Buckley’s book is a fairly quick read at 95 pages, but he hits the key legal and practical problems with aid to the states. Buckley believes, as I do, that the aid system is a hidden, or at least underexamined, factor steadily corroding the quality of American governance, particularly since the aid expansion of the 1960s. He notes, for example: “Congress’s current dysfunction is rooted in its assumption, over the years, of more responsibilities than it can handle. As a result, its members now live a treadmill existence that no longer allows them time to study, learn, and think things through. Instead, they substitute political reflex for thought.”
Federal aid is not the free lunch that state governments think it is. Nonetheless, a free lunch is available to you this Monday: please join James Buckley, Roger Pilon, and me at a Capitol Hill forum on December 1 to discuss the book. Details are here.
The administration is working to implement the DATA Act, which, if implemented well, could produce a sea-change in government transparency, and a shift of power from government insiders to the people.

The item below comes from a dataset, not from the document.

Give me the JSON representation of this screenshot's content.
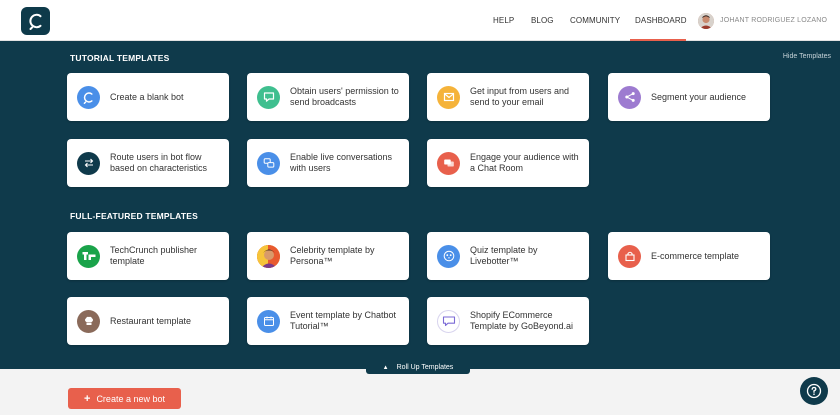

Yesterday, I submitted to the Treasury Department's Fiscal Service our 2012 "Grading the Government's Data Publication Practices" study, along with the following comment, which notes the glaring absence of a machine-readable government organization chart.
In partial response to the notice, I'm pleased to submit the attached study, which may assist your inquiry.
Over several years, I have been studying transparency, which remains largely undelivered because it has been undefined.
In "Grading the Government's Data Publication Practices," you'll find the results of that study. Transparency is produced by data that comes from an authoritative source, data that is complete, that is machine-discoverable, and that is machine-readable. When good data publication conditions obtain, the public and government managers alike, through information services, apps, and websites, will make use of the data to make the government more legible.
The study graded the quality of data publication about key entities in the legislative and budgeting/spending processes. The striking upshot was the absence of good data about a very elemental topic: the organizational units of the federal government. There is no machine-readable organization chart for the U.S. federal government. The absence of a machine-readable government organization chart stifles public and congressional oversight, and it frustrates internal management.
Producing machine-readable data that articulates what the organizational units of the federal government are should be a priority. It is probably one of the easier things to do technically, and it will produce important gains in transparency. Failure to produce and maintain a machine-readable federal government organization chart would also stand out if it is not done early on in DATA Act implementation.
We are currently in the process of re-grading data publication in the areas covered by the prior study. In future iterations of the grading study, I look forward to reporting that there is well-organized, complete information about all agencies, bureaus, programs, and projects, and the relationships among them.
A cynic---and there might be one or two reading this blog!---would say that the government will never make itself transparent. Well, it certainly won't if you don't ask it to...